#### [REQUIREMENT]
Your answer should show every line of the material below that includes "JSON".

#### [DATA SECTION]

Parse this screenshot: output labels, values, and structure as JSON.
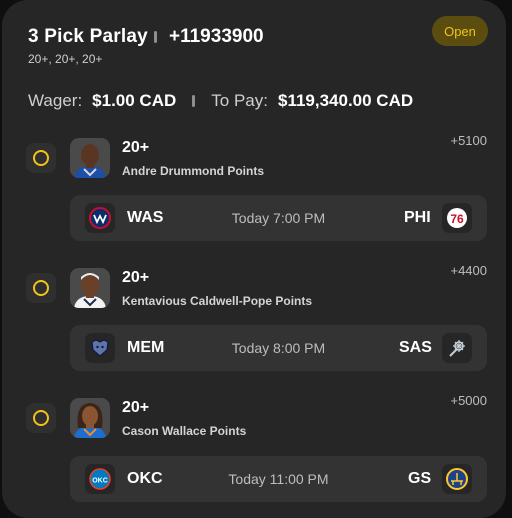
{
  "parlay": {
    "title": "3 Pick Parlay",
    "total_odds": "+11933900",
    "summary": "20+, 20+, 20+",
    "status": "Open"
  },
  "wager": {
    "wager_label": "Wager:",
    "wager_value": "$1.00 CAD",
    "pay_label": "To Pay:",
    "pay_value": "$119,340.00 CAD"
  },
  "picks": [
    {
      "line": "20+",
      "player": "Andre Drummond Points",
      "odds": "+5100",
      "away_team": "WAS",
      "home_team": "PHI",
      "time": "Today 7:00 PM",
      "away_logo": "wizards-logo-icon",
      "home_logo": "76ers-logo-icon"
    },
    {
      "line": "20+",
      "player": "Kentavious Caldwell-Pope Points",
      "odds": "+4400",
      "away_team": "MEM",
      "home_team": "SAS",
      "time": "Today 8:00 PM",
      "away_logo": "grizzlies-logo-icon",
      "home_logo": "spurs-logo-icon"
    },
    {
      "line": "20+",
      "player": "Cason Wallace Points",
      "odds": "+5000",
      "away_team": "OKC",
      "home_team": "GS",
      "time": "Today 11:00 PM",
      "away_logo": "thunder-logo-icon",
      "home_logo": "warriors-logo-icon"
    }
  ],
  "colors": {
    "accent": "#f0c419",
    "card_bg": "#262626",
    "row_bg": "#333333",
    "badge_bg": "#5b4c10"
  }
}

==

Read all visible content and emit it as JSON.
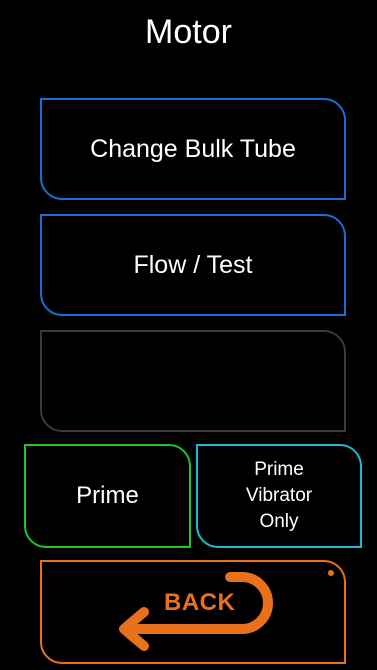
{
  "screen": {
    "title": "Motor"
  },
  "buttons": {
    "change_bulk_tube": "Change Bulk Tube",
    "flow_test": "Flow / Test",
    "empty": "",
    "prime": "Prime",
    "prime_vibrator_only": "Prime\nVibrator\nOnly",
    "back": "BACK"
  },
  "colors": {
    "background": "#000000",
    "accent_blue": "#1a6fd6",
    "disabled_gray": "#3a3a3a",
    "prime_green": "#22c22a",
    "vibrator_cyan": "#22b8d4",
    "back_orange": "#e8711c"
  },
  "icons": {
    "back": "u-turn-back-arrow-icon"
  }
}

#### [WRITTEN RESPONSE]
Parse this screenshot: output labels, values, and structure as JSON.
Read all visible content and emit it as JSON.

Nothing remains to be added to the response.